What was your happiest turning moment?
Lots of happy moments in turning. Being in the Center for Art in Wood's International Turned Object Show (ITOS) was a big one, and being a part of the exhibition Woodturning in North America Since 1930. Coming to AAW conferences is huge, it's like a reunion, a great opportunity to see turners that you haven't seen in a long time. Going to Emma Lake holds lots of great memories for me.
What is your favorite tool/wood and why?
I like so many species of wood, from pine to ebony. Holly is a new favorite, but also pear wood, ash, etc.
What do you see as the biggest change in the field?
Having been involved in carved and painted turnings thirty years ago, there wasn't a lot of acceptance of it then. There sure is now.
If you couldn't be a woodturner, what would you do instead?
I've been a furniture and turning teacher all this time, I've also been involved in research of the fields of turning and furniture, I really enjoy that. I would still be making furniture.
Mark Sfirri, right, in Mr. Falcone's art class.
Do you still have American Woodturner back issues? Where do you keep them?
All of my back issues are at Bucks County Community College, where I teach. They are great reference for me and for students.
Has being a part of AAW affected your life and work? How?
The AAW has opened up opportunities and pushed me in different directions with themed shows. I've also had many opportunities to demonstrate to AAW chapters. It's great to see turners from all over.
What's your favorite project/piece?
Like many have stated, it's the most recent piece that I find exciting. One of my turned animal heads is right up there.
From the Banks of the Wabash, from the series Game Hunting in North America, Mark Sfirri, 2008
Favorite piece turned by another artist?
My favorite turned piece of all time is "Eggcup" by Stephen Hogbin.
Stephen Hogbin, Egg Cup, 1975.
Silky brown oak. 4.5" x 8" x 2" Collection:
Crafts Board of the Australia Council
If you could give your 30-years-younger self some advice about being a turner what would you say?
I'm pleased with the path my career has taken. I think that the main thing is to stay creative, always trying out new directions.
Descending Staircase, 2009, by Mark Sfirri
In the thirty weeks leading up to AAW's 30th Anniversary Symposium in Atlanta, we will be sharing the stories of members who joined in 1986 and are still members today. We hope you enjoy their memories and insights!
- Click here to view profiles online.
About Mark Sfirri
Mark Sfirri is well-known in the woodturning world for his brain-bending multi-axis work, and for the humor he brings to both presentations and sculptural pieces like those in his Rejects From the Bat Factory series. Trained as an artist, woodworker, furniture maker and industrial designer, Mark is also an academic, with a particular interest in the Studio Furniture Movement and the work of Wharton Esherick.
Rejects From the Bat Factory, Mark Sfirri, 2005. Ash, 25" x 34" AAW Permanent Collection, anonymous donation

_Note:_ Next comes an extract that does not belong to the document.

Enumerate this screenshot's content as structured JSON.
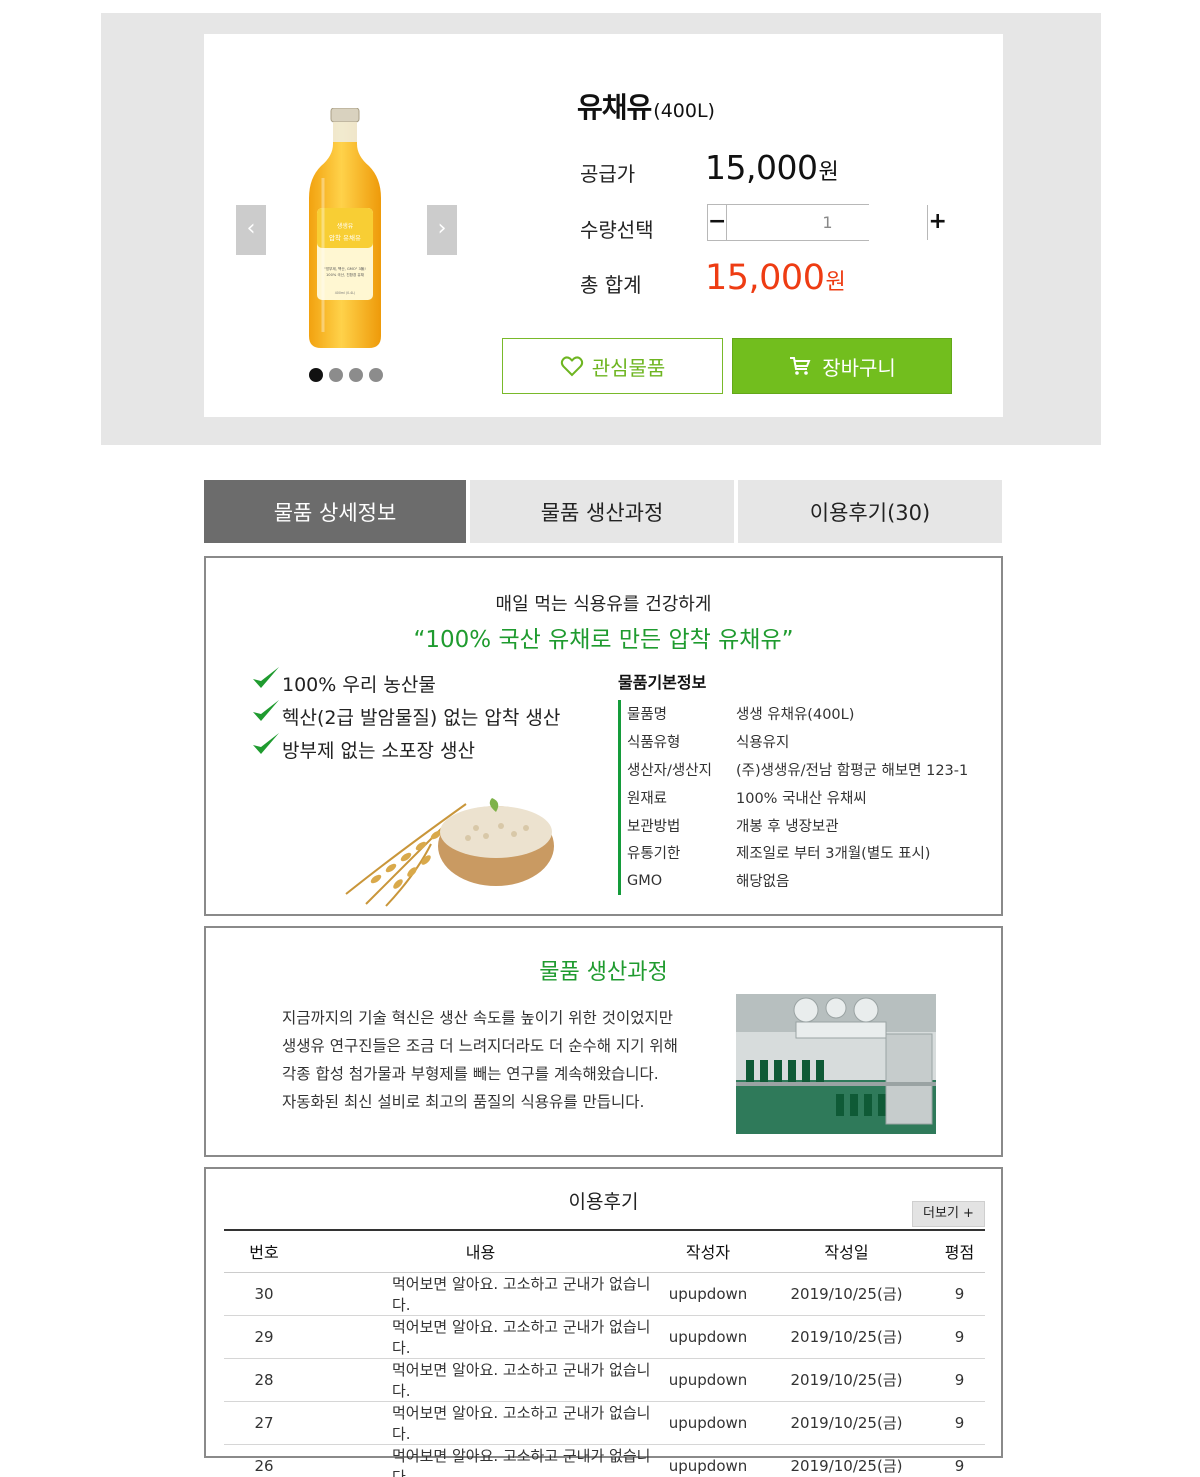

Mark holds a BFA and MFA from the Rhode Island School of Design, where he studied with the prominent Danish Modern designer Tage Frid, who was a leader in the studio furniture movement. A well-respected artist, Mark's work is in over two dozen museum collections, including those of The Renwick Gallery of the Smithsonian American Art Museum, The Museum of Arts & Design, The Minneapolis Institute of Art, The Los Angeles County Museum of Art, and The Detroit Institute of Art. Mark has been recognized for his art and his teaching, and is the recipient of the Collectors of Wood Art Lifetime Achievement Award, and the Distinguished Educator Award from the Renwick, among others.
A dedicated educator, Mark has run the Fine Woodworking Program at Bucks County Community College in Newtown, Pennsylvania since 1981. He lectures and demonstrates woodturning and woodworking design and techniques throughout the US, Canada, France, Ireland, England, New Zealand, and Australia.
Mark lives with his wife, Lucy, in New Hope, Pennsylvania. Their son, Sam, lives in Charleston, South Carolina where he works as an archivist, plays soccer and performs as a musician.
Learn more about Mark Sfirri and his work: